# Problem to solve:
Because the material must match the original, reproduce every line of it exactly.

# Task material:

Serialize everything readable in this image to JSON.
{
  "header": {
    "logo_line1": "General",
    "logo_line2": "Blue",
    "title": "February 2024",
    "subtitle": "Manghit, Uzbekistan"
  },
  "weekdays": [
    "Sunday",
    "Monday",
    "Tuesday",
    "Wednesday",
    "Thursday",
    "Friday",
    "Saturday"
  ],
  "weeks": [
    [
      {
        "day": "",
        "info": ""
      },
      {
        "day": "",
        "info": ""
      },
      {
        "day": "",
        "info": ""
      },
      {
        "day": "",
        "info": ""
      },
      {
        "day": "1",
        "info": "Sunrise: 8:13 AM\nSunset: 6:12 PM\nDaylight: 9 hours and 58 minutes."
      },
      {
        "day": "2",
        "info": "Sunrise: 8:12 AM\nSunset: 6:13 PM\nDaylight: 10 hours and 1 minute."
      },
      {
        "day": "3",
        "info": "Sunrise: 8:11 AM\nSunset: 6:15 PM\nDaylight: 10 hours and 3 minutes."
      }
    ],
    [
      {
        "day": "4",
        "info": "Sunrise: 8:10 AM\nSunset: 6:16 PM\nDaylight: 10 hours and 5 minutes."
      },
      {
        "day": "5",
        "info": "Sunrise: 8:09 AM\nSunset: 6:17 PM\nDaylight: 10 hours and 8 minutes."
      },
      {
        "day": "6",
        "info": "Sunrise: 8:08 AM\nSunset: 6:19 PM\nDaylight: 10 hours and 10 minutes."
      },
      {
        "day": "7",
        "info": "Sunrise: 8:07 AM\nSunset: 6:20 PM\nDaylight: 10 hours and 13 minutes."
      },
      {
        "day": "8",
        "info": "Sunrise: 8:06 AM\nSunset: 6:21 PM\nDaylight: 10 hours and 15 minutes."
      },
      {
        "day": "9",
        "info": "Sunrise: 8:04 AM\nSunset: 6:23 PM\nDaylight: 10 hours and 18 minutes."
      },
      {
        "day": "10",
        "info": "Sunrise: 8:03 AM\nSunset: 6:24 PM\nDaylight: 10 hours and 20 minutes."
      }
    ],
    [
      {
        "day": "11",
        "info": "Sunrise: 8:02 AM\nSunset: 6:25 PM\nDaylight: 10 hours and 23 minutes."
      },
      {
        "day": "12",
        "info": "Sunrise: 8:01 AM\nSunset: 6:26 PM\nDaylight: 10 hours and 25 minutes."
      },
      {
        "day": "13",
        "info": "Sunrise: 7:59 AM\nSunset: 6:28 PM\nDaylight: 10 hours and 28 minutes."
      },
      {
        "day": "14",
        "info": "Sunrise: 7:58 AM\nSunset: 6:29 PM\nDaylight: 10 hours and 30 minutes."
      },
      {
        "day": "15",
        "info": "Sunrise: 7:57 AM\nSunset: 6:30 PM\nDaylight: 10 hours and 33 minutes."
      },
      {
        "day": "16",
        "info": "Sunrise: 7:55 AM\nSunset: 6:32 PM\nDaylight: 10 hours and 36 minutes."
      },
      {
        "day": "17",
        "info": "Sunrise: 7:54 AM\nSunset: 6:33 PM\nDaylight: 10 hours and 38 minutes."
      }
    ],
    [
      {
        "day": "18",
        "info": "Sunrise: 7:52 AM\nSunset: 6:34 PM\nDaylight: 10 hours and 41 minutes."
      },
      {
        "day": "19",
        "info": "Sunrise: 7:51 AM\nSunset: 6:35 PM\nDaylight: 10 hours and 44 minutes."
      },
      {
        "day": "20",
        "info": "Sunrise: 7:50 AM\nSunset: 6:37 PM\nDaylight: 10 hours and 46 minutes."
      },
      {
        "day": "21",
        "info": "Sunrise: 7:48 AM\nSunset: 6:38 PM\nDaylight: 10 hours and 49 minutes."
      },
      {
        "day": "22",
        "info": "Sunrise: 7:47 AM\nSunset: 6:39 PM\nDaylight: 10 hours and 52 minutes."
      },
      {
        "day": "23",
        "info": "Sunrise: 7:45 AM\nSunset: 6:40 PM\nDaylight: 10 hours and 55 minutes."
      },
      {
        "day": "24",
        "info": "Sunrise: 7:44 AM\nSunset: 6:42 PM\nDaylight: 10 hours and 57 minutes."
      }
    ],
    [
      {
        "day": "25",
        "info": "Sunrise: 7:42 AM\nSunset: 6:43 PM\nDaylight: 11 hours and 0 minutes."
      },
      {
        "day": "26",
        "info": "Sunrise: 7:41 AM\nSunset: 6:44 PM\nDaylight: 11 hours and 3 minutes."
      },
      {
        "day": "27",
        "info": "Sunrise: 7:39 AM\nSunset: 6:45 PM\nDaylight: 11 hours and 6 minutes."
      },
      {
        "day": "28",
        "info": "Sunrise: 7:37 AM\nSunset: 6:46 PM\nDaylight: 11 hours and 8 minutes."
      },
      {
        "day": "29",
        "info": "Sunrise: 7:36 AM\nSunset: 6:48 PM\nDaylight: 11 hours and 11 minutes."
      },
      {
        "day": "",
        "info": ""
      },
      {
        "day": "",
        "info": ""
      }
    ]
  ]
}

# Task answer:
Serialize everything readable in this image to JSON.
{
  "header": {
    "logo_line1": "General",
    "logo_line2": "Blue",
    "title": "February 2024",
    "subtitle": "Manghit, Uzbekistan"
  },
  "weekdays": [
    "Sunday",
    "Monday",
    "Tuesday",
    "Wednesday",
    "Thursday",
    "Friday",
    "Saturday"
  ],
  "weeks": [
    [
      {
        "day": "",
        "info": ""
      },
      {
        "day": "",
        "info": ""
      },
      {
        "day": "",
        "info": ""
      },
      {
        "day": "",
        "info": ""
      },
      {
        "day": "1",
        "info": "Sunrise: 8:13 AM\nSunset: 6:12 PM\nDaylight: 9 hours and 58 minutes."
      },
      {
        "day": "2",
        "info": "Sunrise: 8:12 AM\nSunset: 6:13 PM\nDaylight: 10 hours and 1 minute."
      },
      {
        "day": "3",
        "info": "Sunrise: 8:11 AM\nSunset: 6:15 PM\nDaylight: 10 hours and 3 minutes."
      }
    ],
    [
      {
        "day": "4",
        "info": "Sunrise: 8:10 AM\nSunset: 6:16 PM\nDaylight: 10 hours and 5 minutes."
      },
      {
        "day": "5",
        "info": "Sunrise: 8:09 AM\nSunset: 6:17 PM\nDaylight: 10 hours and 8 minutes."
      },
      {
        "day": "6",
        "info": "Sunrise: 8:08 AM\nSunset: 6:19 PM\nDaylight: 10 hours and 10 minutes."
      },
      {
        "day": "7",
        "info": "Sunrise: 8:07 AM\nSunset: 6:20 PM\nDaylight: 10 hours and 13 minutes."
      },
      {
        "day": "8",
        "info": "Sunrise: 8:06 AM\nSunset: 6:21 PM\nDaylight: 10 hours and 15 minutes."
      },
      {
        "day": "9",
        "info": "Sunrise: 8:04 AM\nSunset: 6:23 PM\nDaylight: 10 hours and 18 minutes."
      },
      {
        "day": "10",
        "info": "Sunrise: 8:03 AM\nSunset: 6:24 PM\nDaylight: 10 hours and 20 minutes."
      }
    ],
    [
      {
        "day": "11",
        "info": "Sunrise: 8:02 AM\nSunset: 6:25 PM\nDaylight: 10 hours and 23 minutes."
      },
      {
        "day": "12",
        "info": "Sunrise: 8:01 AM\nSunset: 6:26 PM\nDaylight: 10 hours and 25 minutes."
      },
      {
        "day": "13",
        "info": "Sunrise: 7:59 AM\nSunset: 6:28 PM\nDaylight: 10 hours and 28 minutes."
      },
      {
        "day": "14",
        "info": "Sunrise: 7:58 AM\nSunset: 6:29 PM\nDaylight: 10 hours and 30 minutes."
      },
      {
        "day": "15",
        "info": "Sunrise: 7:57 AM\nSunset: 6:30 PM\nDaylight: 10 hours and 33 minutes."
      },
      {
        "day": "16",
        "info": "Sunrise: 7:55 AM\nSunset: 6:32 PM\nDaylight: 10 hours and 36 minutes."
      },
      {
        "day": "17",
        "info": "Sunrise: 7:54 AM\nSunset: 6:33 PM\nDaylight: 10 hours and 38 minutes."
      }
    ],
    [
      {
        "day": "18",
        "info": "Sunrise: 7:52 AM\nSunset: 6:34 PM\nDaylight: 10 hours and 41 minutes."
      },
      {
        "day": "19",
        "info": "Sunrise: 7:51 AM\nSunset: 6:35 PM\nDaylight: 10 hours and 44 minutes."
      },
      {
        "day": "20",
        "info": "Sunrise: 7:50 AM\nSunset: 6:37 PM\nDaylight: 10 hours and 46 minutes."
      },
      {
        "day": "21",
        "info": "Sunrise: 7:48 AM\nSunset: 6:38 PM\nDaylight: 10 hours and 49 minutes."
      },
      {
        "day": "22",
        "info": "Sunrise: 7:47 AM\nSunset: 6:39 PM\nDaylight: 10 hours and 52 minutes."
      },
      {
        "day": "23",
        "info": "Sunrise: 7:45 AM\nSunset: 6:40 PM\nDaylight: 10 hours and 55 minutes."
      },
      {
        "day": "24",
        "info": "Sunrise: 7:44 AM\nSunset: 6:42 PM\nDaylight: 10 hours and 57 minutes."
      }
    ],
    [
      {
        "day": "25",
        "info": "Sunrise: 7:42 AM\nSunset: 6:43 PM\nDaylight: 11 hours and 0 minutes."
      },
      {
        "day": "26",
        "info": "Sunrise: 7:41 AM\nSunset: 6:44 PM\nDaylight: 11 hours and 3 minutes."
      },
      {
        "day": "27",
        "info": "Sunrise: 7:39 AM\nSunset: 6:45 PM\nDaylight: 11 hours and 6 minutes."
      },
      {
        "day": "28",
        "info": "Sunrise: 7:37 AM\nSunset: 6:46 PM\nDaylight: 11 hours and 8 minutes."
      },
      {
        "day": "29",
        "info": "Sunrise: 7:36 AM\nSunset: 6:48 PM\nDaylight: 11 hours and 11 minutes."
      },
      {
        "day": "",
        "info": ""
      },
      {
        "day": "",
        "info": ""
      }
    ]
  ]
}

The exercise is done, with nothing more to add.